It explains how we can use our imagination as a powerful tool in our spiritual practice
Mahamudra is a Sanskrit word that means union of bliss and emptiness, the very essence of Buddhist Tantric meditation.
Mahamudra Tantra is a practical manual for gaining deep experience of meditation and discovering the peace and happiness that lies within."
Sunday, 12 June 2005
Ewloe Castle - Wales
Originally uploaded by Stuart Eglin.
I took the boys to Ewloe Castle in Wales this weekend. It's a crumbling remains within woods overlooking a river valley. I was moved to photograph this window, built in the 1200s, look at the stone work in this construction, and look at the harmony of the shape, the window on the universe beyond.
The castle was built by Llywelyn. There are enough remains to make out two circular towers, one of which it is possible to climb up and stand on the top of. There is a ditch which would have been a moat, and a low wall running around the two towers.
I last visited this castle a few years ago. I was impressed this time to find that the whole area of woodland has been turned into a nature reserve.
If you want to see more photos of the castle, and an excellent impression of what the castle would have looked like when it was intact, go to the following website
It's full of photos and details of history.

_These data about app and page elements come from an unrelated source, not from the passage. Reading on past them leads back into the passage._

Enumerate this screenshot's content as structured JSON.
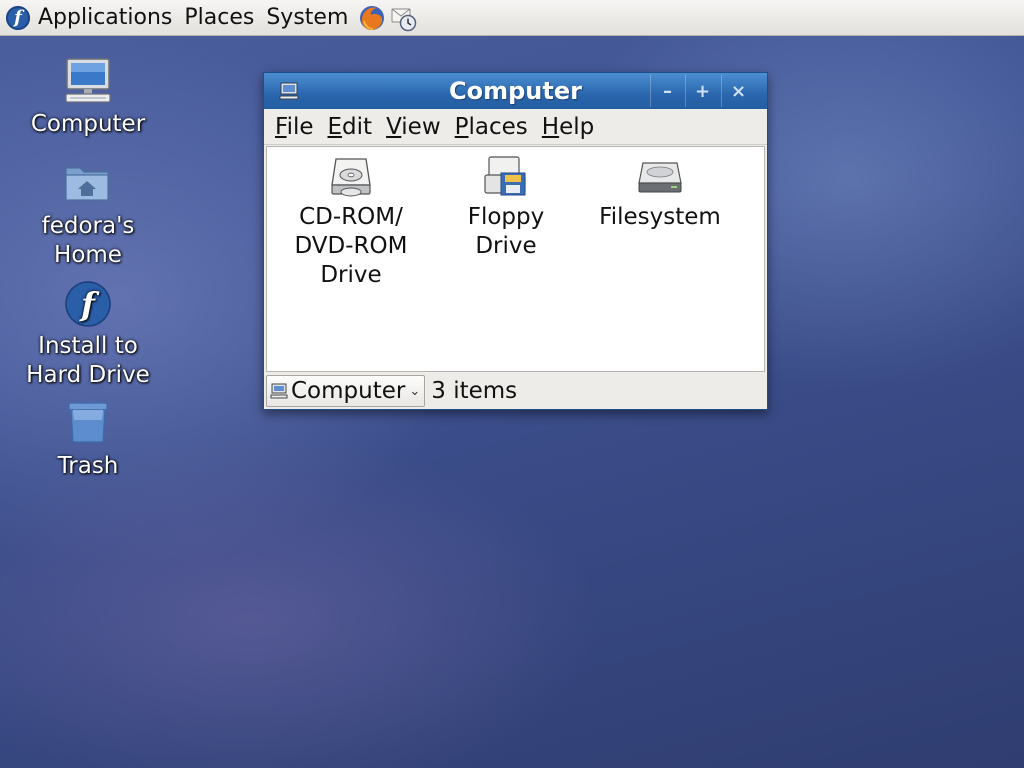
{
  "top_panel": {
    "menus": [
      "Applications",
      "Places",
      "System"
    ]
  },
  "desktop": {
    "icons": [
      {
        "label": "Computer",
        "icon": "computer-icon"
      },
      {
        "label": "fedora's\nHome",
        "icon": "home-folder-icon"
      },
      {
        "label": "Install to\nHard Drive",
        "icon": "fedora-logo-icon"
      },
      {
        "label": "Trash",
        "icon": "trash-icon"
      }
    ]
  },
  "window": {
    "title": "Computer",
    "menubar": [
      {
        "accel": "F",
        "rest": "ile"
      },
      {
        "accel": "E",
        "rest": "dit"
      },
      {
        "accel": "V",
        "rest": "iew"
      },
      {
        "accel": "P",
        "rest": "laces"
      },
      {
        "accel": "H",
        "rest": "elp"
      }
    ],
    "items": [
      {
        "label": "CD-ROM/\nDVD-ROM\nDrive",
        "icon": "cdrom-drive-icon"
      },
      {
        "label": "Floppy\nDrive",
        "icon": "floppy-drive-icon"
      },
      {
        "label": "Filesystem",
        "icon": "harddisk-icon"
      }
    ],
    "status": {
      "location": "Computer",
      "count": "3 items"
    }
  },
  "colors": {
    "titlebar": "#2a66ae",
    "panel": "#e3e1dd",
    "fedora_blue": "#2a5ea8"
  }
}
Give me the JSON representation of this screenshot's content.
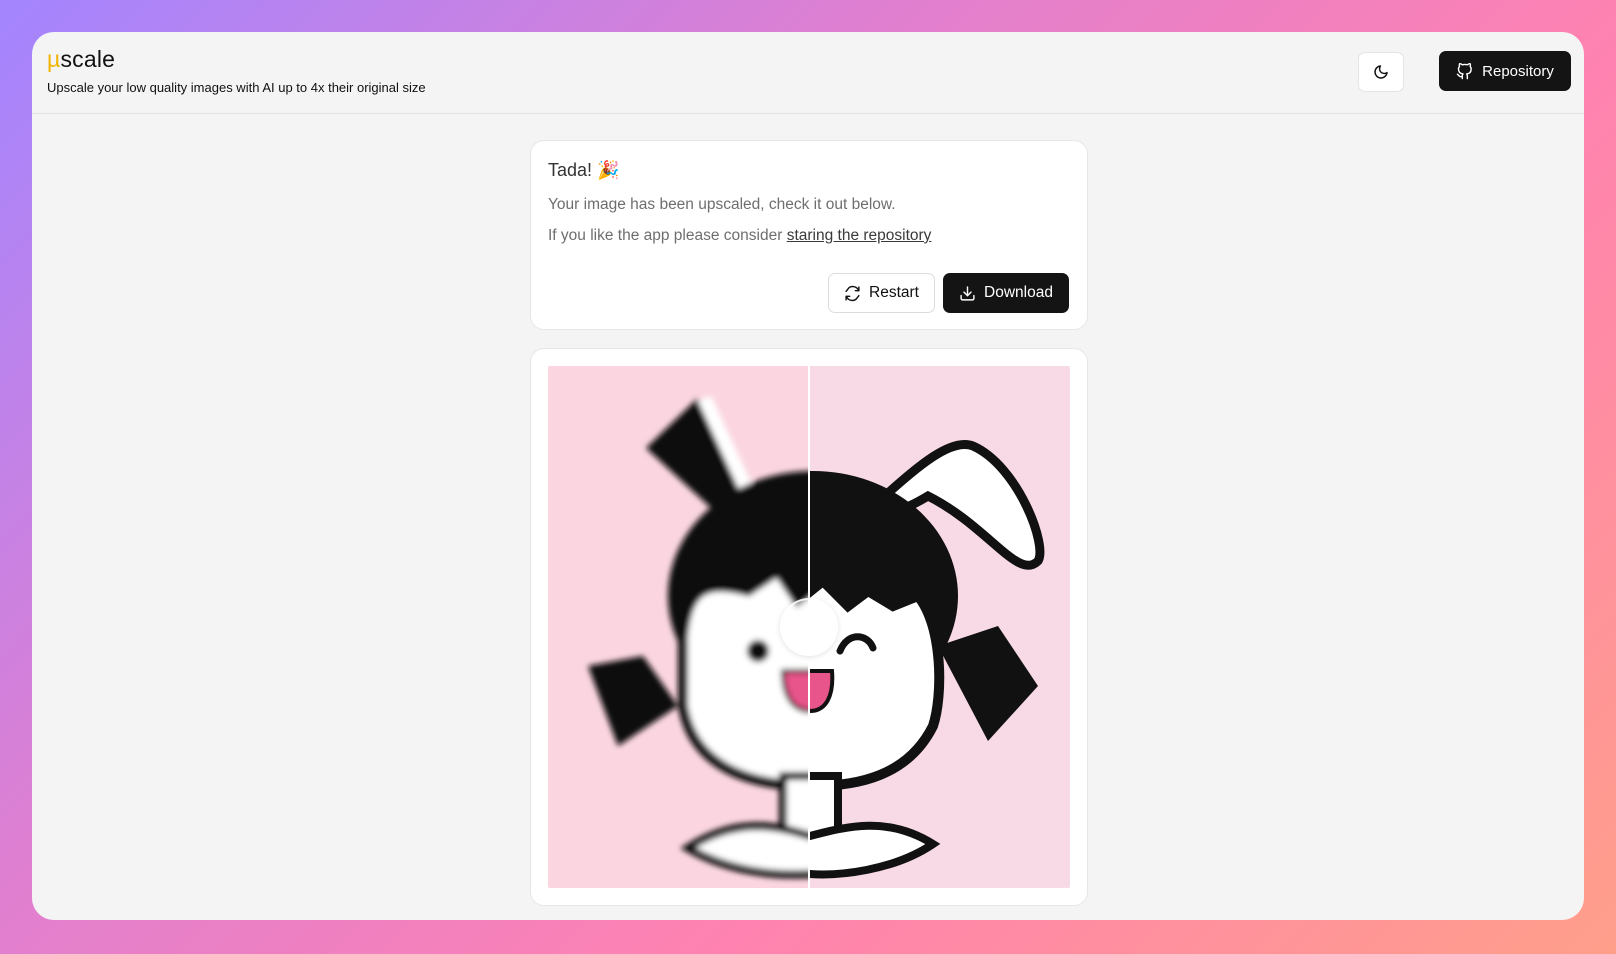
{
  "header": {
    "logo_mu": "µ",
    "logo_rest": "scale",
    "tagline": "Upscale your low quality images with AI up to 4x their original size",
    "repo_label": "Repository"
  },
  "message": {
    "title": "Tada! 🎉",
    "line1": "Your image has been upscaled, check it out below.",
    "line2_prefix": "If you like the app please consider ",
    "line2_link": "staring the repository",
    "restart_label": "Restart",
    "download_label": "Download"
  },
  "compare": {
    "slider_position": 0.5,
    "left_bg": "#fbd6e0",
    "right_bg": "#f8d9e6"
  },
  "icons": {
    "theme": "moon-icon",
    "repo": "github-icon",
    "restart": "refresh-icon",
    "download": "download-icon"
  }
}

Friday, 10 June 2005
The link above takes you to Mike Snider's Formal Blog and Sonnetarium, a place I visit regularly to read his comments, poems etc. It seems that Mike has been doing a little late spring cleaning, and come across some poetry booklets which I sent him a while back. I still have a stack of his sonnets to read too - looking forward to doing this. I will post some comments when I have read them.
I can relate to the whole issue of spring cleaning as I look with dismay at the chaos around my desk, on my desk, under my desk and everywhere around the house. I am on the brink of a change of jobs, so need to get the paper chaos under control as soon as I can.
Thursday, 9 June 2005
I had read a couple of reviews of this book, which encouraged me to read it. It was rated as top book to read by Mojo magazine at the end of last year.
Well I agree with the comments that the style of prose is good. Dylan's style is unusual, reminds me a bit of the Beat writers. It takes a few pages to feel comfortable with it, and the narrative technique he uses is unusual too. Unlike many autobiographies by stars there is very little detail of dates, times, contexts etc. I'm not a huge fan of Dylan, so a lot of the subtle references were probably lost on me. As a result I often felt like the text jumped from one time to another without any clues to orientate the reader.
I did enjoy reading the book - it had a lot of interesting facts in it and some great anecdotes. I particularly liked the bit about Woody Guthrie, where Dylan visits him in the mental hospital for the last time, is offered some songs that Guthrie wrote if he goes to the family house. Dylan goes in search of the songs, but is unsuccessful. As an almost throwaway comment, he points out that these were the songs which would later be recorded by Billy Bragg and Wilco. What an amazing story!
But I wouldn't rate this book at the top of my list, because it was just too confusing. It felt like it needed a good editing job from someone with the nerve to say to Dylan 'this is great stuff, but it needs to be put into context so that the reader can follow where you are going'.
Ultimately the problems might be down to my lack of knowledge of the subject. I'd be really interested to hear what real Dylan fans made of the book. Feel free to post a comment and let me know.
I suppose the final test rests with the fact that I will still be keen to read the next volume when it comes out.
Wednesday, 8 June 2005
I've been reading some interesting articles on Steve Pavlina's weblog about self-discipline which are really inspiring. I'm going to try some of the techniques and see whether I can get the flow moving again here.
Watch this space...